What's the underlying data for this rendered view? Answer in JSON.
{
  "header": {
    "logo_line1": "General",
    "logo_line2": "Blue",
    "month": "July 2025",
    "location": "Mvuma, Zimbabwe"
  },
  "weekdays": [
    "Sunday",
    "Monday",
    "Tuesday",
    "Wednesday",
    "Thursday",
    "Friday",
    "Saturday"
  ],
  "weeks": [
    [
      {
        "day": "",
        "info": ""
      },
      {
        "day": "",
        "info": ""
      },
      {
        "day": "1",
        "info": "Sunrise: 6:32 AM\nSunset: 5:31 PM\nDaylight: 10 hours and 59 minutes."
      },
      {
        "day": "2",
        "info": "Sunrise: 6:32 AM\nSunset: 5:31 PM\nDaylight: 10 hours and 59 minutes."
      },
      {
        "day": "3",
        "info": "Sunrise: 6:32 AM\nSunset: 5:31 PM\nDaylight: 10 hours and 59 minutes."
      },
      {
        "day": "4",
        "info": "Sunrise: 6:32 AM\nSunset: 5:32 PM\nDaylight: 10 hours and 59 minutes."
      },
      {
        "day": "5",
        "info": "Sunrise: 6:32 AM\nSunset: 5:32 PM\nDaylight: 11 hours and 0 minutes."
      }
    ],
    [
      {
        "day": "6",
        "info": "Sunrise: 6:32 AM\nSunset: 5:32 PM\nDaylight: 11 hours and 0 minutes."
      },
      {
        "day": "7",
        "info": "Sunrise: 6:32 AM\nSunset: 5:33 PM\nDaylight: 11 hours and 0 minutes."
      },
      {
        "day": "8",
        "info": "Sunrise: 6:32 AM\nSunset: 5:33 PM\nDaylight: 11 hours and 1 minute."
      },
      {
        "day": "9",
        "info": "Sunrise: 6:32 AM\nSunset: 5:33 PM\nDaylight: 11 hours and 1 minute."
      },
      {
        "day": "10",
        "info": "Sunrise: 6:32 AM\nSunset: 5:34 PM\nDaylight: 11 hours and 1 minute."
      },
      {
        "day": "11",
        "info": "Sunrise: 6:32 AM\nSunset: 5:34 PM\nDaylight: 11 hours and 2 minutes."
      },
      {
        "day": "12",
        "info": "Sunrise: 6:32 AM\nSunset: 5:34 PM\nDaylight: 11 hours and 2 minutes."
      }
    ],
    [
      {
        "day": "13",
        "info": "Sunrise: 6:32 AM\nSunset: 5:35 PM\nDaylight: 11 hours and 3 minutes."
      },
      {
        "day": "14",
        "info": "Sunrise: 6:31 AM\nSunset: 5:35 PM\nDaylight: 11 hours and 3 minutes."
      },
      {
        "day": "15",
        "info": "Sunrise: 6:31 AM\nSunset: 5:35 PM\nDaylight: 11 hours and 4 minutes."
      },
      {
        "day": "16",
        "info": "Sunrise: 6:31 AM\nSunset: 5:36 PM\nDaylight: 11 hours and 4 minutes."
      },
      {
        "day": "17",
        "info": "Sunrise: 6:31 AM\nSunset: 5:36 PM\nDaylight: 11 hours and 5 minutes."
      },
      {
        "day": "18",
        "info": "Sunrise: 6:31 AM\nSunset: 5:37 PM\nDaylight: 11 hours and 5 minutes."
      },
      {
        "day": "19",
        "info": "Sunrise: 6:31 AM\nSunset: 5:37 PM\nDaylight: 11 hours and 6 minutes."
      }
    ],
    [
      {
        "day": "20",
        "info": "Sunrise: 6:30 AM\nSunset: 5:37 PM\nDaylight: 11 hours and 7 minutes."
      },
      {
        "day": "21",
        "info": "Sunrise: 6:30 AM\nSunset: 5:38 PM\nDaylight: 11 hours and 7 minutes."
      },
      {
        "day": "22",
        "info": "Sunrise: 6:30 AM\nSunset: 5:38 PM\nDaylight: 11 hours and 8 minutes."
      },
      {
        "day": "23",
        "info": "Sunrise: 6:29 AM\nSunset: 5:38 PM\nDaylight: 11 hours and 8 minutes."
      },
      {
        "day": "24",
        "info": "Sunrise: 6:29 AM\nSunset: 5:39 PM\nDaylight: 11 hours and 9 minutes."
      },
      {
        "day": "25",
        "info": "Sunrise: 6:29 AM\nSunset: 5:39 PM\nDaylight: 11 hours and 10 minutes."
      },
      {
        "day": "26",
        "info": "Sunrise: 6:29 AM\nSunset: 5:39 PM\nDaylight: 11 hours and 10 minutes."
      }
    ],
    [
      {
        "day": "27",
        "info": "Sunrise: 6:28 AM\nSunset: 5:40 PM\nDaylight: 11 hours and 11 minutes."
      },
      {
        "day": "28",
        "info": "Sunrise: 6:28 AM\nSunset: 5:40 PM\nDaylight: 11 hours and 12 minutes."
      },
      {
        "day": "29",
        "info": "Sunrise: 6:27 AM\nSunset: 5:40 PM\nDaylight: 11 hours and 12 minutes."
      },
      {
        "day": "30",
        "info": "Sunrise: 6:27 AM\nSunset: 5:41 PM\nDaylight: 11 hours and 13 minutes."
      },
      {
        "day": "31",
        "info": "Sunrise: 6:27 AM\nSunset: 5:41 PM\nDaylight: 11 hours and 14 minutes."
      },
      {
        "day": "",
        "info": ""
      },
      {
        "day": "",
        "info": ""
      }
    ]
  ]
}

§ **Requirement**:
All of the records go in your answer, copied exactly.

§ **Response area**:
What's the underlying data for this rendered view? Answer in JSON.
{
  "header": {
    "logo_line1": "General",
    "logo_line2": "Blue",
    "month": "July 2025",
    "location": "Mvuma, Zimbabwe"
  },
  "weekdays": [
    "Sunday",
    "Monday",
    "Tuesday",
    "Wednesday",
    "Thursday",
    "Friday",
    "Saturday"
  ],
  "weeks": [
    [
      {
        "day": "",
        "info": ""
      },
      {
        "day": "",
        "info": ""
      },
      {
        "day": "1",
        "info": "Sunrise: 6:32 AM\nSunset: 5:31 PM\nDaylight: 10 hours and 59 minutes."
      },
      {
        "day": "2",
        "info": "Sunrise: 6:32 AM\nSunset: 5:31 PM\nDaylight: 10 hours and 59 minutes."
      },
      {
        "day": "3",
        "info": "Sunrise: 6:32 AM\nSunset: 5:31 PM\nDaylight: 10 hours and 59 minutes."
      },
      {
        "day": "4",
        "info": "Sunrise: 6:32 AM\nSunset: 5:32 PM\nDaylight: 10 hours and 59 minutes."
      },
      {
        "day": "5",
        "info": "Sunrise: 6:32 AM\nSunset: 5:32 PM\nDaylight: 11 hours and 0 minutes."
      }
    ],
    [
      {
        "day": "6",
        "info": "Sunrise: 6:32 AM\nSunset: 5:32 PM\nDaylight: 11 hours and 0 minutes."
      },
      {
        "day": "7",
        "info": "Sunrise: 6:32 AM\nSunset: 5:33 PM\nDaylight: 11 hours and 0 minutes."
      },
      {
        "day": "8",
        "info": "Sunrise: 6:32 AM\nSunset: 5:33 PM\nDaylight: 11 hours and 1 minute."
      },
      {
        "day": "9",
        "info": "Sunrise: 6:32 AM\nSunset: 5:33 PM\nDaylight: 11 hours and 1 minute."
      },
      {
        "day": "10",
        "info": "Sunrise: 6:32 AM\nSunset: 5:34 PM\nDaylight: 11 hours and 1 minute."
      },
      {
        "day": "11",
        "info": "Sunrise: 6:32 AM\nSunset: 5:34 PM\nDaylight: 11 hours and 2 minutes."
      },
      {
        "day": "12",
        "info": "Sunrise: 6:32 AM\nSunset: 5:34 PM\nDaylight: 11 hours and 2 minutes."
      }
    ],
    [
      {
        "day": "13",
        "info": "Sunrise: 6:32 AM\nSunset: 5:35 PM\nDaylight: 11 hours and 3 minutes."
      },
      {
        "day": "14",
        "info": "Sunrise: 6:31 AM\nSunset: 5:35 PM\nDaylight: 11 hours and 3 minutes."
      },
      {
        "day": "15",
        "info": "Sunrise: 6:31 AM\nSunset: 5:35 PM\nDaylight: 11 hours and 4 minutes."
      },
      {
        "day": "16",
        "info": "Sunrise: 6:31 AM\nSunset: 5:36 PM\nDaylight: 11 hours and 4 minutes."
      },
      {
        "day": "17",
        "info": "Sunrise: 6:31 AM\nSunset: 5:36 PM\nDaylight: 11 hours and 5 minutes."
      },
      {
        "day": "18",
        "info": "Sunrise: 6:31 AM\nSunset: 5:37 PM\nDaylight: 11 hours and 5 minutes."
      },
      {
        "day": "19",
        "info": "Sunrise: 6:31 AM\nSunset: 5:37 PM\nDaylight: 11 hours and 6 minutes."
      }
    ],
    [
      {
        "day": "20",
        "info": "Sunrise: 6:30 AM\nSunset: 5:37 PM\nDaylight: 11 hours and 7 minutes."
      },
      {
        "day": "21",
        "info": "Sunrise: 6:30 AM\nSunset: 5:38 PM\nDaylight: 11 hours and 7 minutes."
      },
      {
        "day": "22",
        "info": "Sunrise: 6:30 AM\nSunset: 5:38 PM\nDaylight: 11 hours and 8 minutes."
      },
      {
        "day": "23",
        "info": "Sunrise: 6:29 AM\nSunset: 5:38 PM\nDaylight: 11 hours and 8 minutes."
      },
      {
        "day": "24",
        "info": "Sunrise: 6:29 AM\nSunset: 5:39 PM\nDaylight: 11 hours and 9 minutes."
      },
      {
        "day": "25",
        "info": "Sunrise: 6:29 AM\nSunset: 5:39 PM\nDaylight: 11 hours and 10 minutes."
      },
      {
        "day": "26",
        "info": "Sunrise: 6:29 AM\nSunset: 5:39 PM\nDaylight: 11 hours and 10 minutes."
      }
    ],
    [
      {
        "day": "27",
        "info": "Sunrise: 6:28 AM\nSunset: 5:40 PM\nDaylight: 11 hours and 11 minutes."
      },
      {
        "day": "28",
        "info": "Sunrise: 6:28 AM\nSunset: 5:40 PM\nDaylight: 11 hours and 12 minutes."
      },
      {
        "day": "29",
        "info": "Sunrise: 6:27 AM\nSunset: 5:40 PM\nDaylight: 11 hours and 12 minutes."
      },
      {
        "day": "30",
        "info": "Sunrise: 6:27 AM\nSunset: 5:41 PM\nDaylight: 11 hours and 13 minutes."
      },
      {
        "day": "31",
        "info": "Sunrise: 6:27 AM\nSunset: 5:41 PM\nDaylight: 11 hours and 14 minutes."
      },
      {
        "day": "",
        "info": ""
      },
      {
        "day": "",
        "info": ""
      }
    ]
  ]
}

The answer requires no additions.